*** Listed entries Section Begins ***
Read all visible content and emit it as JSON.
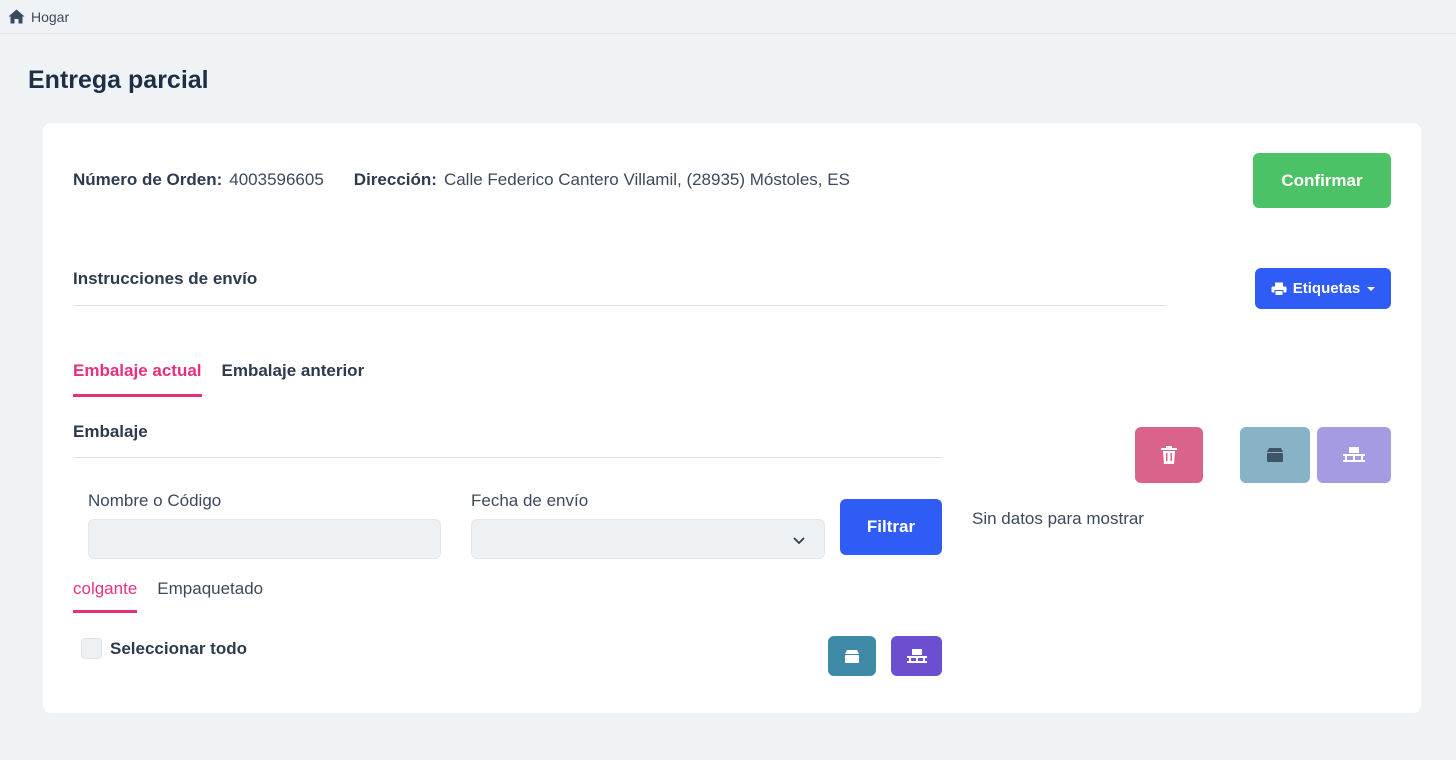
{
  "breadcrumb": {
    "home_label": "Hogar",
    "home_icon": "home-icon"
  },
  "page": {
    "title": "Entrega parcial"
  },
  "order": {
    "number_label": "Número de Orden:",
    "number_value": "4003596605",
    "address_label": "Dirección:",
    "address_value": "Calle Federico Cantero Villamil, (28935) Móstoles, ES"
  },
  "actions": {
    "confirm_label": "Confirmar",
    "labels_label": "Etiquetas",
    "labels_icon": "printer-icon"
  },
  "shipping": {
    "title": "Instrucciones de envío"
  },
  "tabs": [
    {
      "label": "Embalaje actual",
      "active": true
    },
    {
      "label": "Embalaje anterior",
      "active": false
    }
  ],
  "packing": {
    "title": "Embalaje",
    "name_label": "Nombre o Código",
    "name_value": "",
    "date_label": "Fecha de envío",
    "date_value": "",
    "filter_label": "Filtrar",
    "subtabs": [
      {
        "label": "colgante",
        "active": true
      },
      {
        "label": "Empaquetado",
        "active": false
      }
    ],
    "select_all_label": "Seleccionar todo",
    "select_all_checked": false
  },
  "right_panel": {
    "empty_text": "Sin datos para mostrar"
  },
  "colors": {
    "accent": "#e6307f",
    "primary": "#2f5cf5",
    "success": "#4cc266",
    "danger_light": "#d9638a",
    "box_light": "#86b3c6",
    "pallet_light": "#a49be3",
    "box": "#3f8aa6",
    "pallet": "#6c4fcf"
  }
}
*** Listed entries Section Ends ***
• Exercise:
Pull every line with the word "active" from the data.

• Result for this exercise:
      "active": true
      "active": false
        "active": true
        "active": false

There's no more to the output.